Data records for software interfaces
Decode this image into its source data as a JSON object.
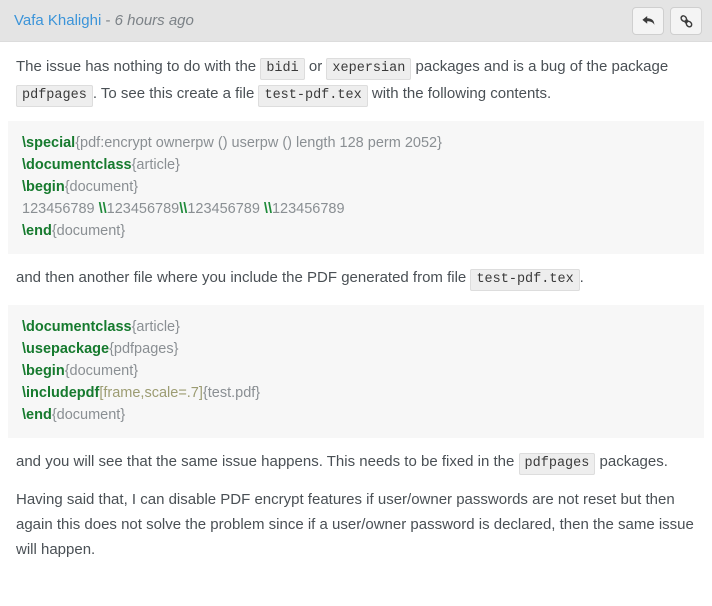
{
  "post": {
    "author": "Vafa Khalighi",
    "byline_separator": " - ",
    "timestamp": "6 hours ago",
    "accent_color": "#3b94d9",
    "header_bg": "#e4e4e4",
    "code_bg": "#f7f7f7",
    "command_color": "#167a2e"
  },
  "actions": [
    {
      "name": "reply-button",
      "icon": "reply-arrow-icon",
      "label": ""
    },
    {
      "name": "link-button",
      "icon": "chain-link-icon",
      "label": ""
    }
  ],
  "paragraphs": {
    "p1_a": "The issue has nothing to do with the ",
    "p1_code1": "bidi",
    "p1_b": " or ",
    "p1_code2": "xepersian",
    "p1_c": " packages and is a bug of the package ",
    "p1_code3": "pdfpages",
    "p1_d": ". To see this create a file ",
    "p1_code4": "test-pdf.tex",
    "p1_e": " with the following contents.",
    "p2_a": "and then another file where you include the PDF generated from file ",
    "p2_code1": "test-pdf.tex",
    "p2_b": ".",
    "p3_a": "and you will see that the same issue happens. This needs to be fixed in the ",
    "p3_code1": "pdfpages",
    "p3_b": " packages.",
    "p4": "Having said that, I can disable PDF encrypt features if user/owner passwords are not reset but then again this does not solve the problem since if a user/owner password is declared, then the same issue will happen."
  },
  "code_block_1": {
    "lines": [
      {
        "cmd": "\\special",
        "arg": "{pdf:encrypt ownerpw () userpw () length 128 perm 2052}"
      },
      {
        "cmd": "\\documentclass",
        "arg": "{article}"
      },
      {
        "cmd": "\\begin",
        "arg": "{document}"
      },
      {
        "plain": "123456789 ",
        "brk1": "\\\\",
        "plain2": "123456789",
        "brk2": "\\\\",
        "plain3": "123456789 ",
        "brk3": "\\\\",
        "plain4": "123456789"
      },
      {
        "cmd": "\\end",
        "arg": "{document}"
      }
    ],
    "line1_cmd": "\\special",
    "line1_arg": "{pdf:encrypt ownerpw () userpw () length 128 perm 2052}",
    "line2_cmd": "\\documentclass",
    "line2_arg": "{article}",
    "line3_cmd": "\\begin",
    "line3_arg": "{document}",
    "line4_t1": "123456789 ",
    "line4_b1": "\\\\",
    "line4_t2": "123456789",
    "line4_b2": "\\\\",
    "line4_t3": "123456789 ",
    "line4_b3": "\\\\",
    "line4_t4": "123456789",
    "line5_cmd": "\\end",
    "line5_arg": "{document}"
  },
  "code_block_2": {
    "line1_cmd": "\\documentclass",
    "line1_arg": "{article}",
    "line2_cmd": "\\usepackage",
    "line2_arg": "{pdfpages}",
    "line3_cmd": "\\begin",
    "line3_arg": "{document}",
    "line4_cmd": "\\includepdf",
    "line4_opt": "[frame,scale=.7]",
    "line4_arg": "{test.pdf}",
    "line5_cmd": "\\end",
    "line5_arg": "{document}"
  }
}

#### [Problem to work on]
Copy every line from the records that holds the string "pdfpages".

#### [Your response]
    "p1_code3": "pdfpages",
    "p3_code1": "pdfpages",
    "line2_arg": "{pdfpages}",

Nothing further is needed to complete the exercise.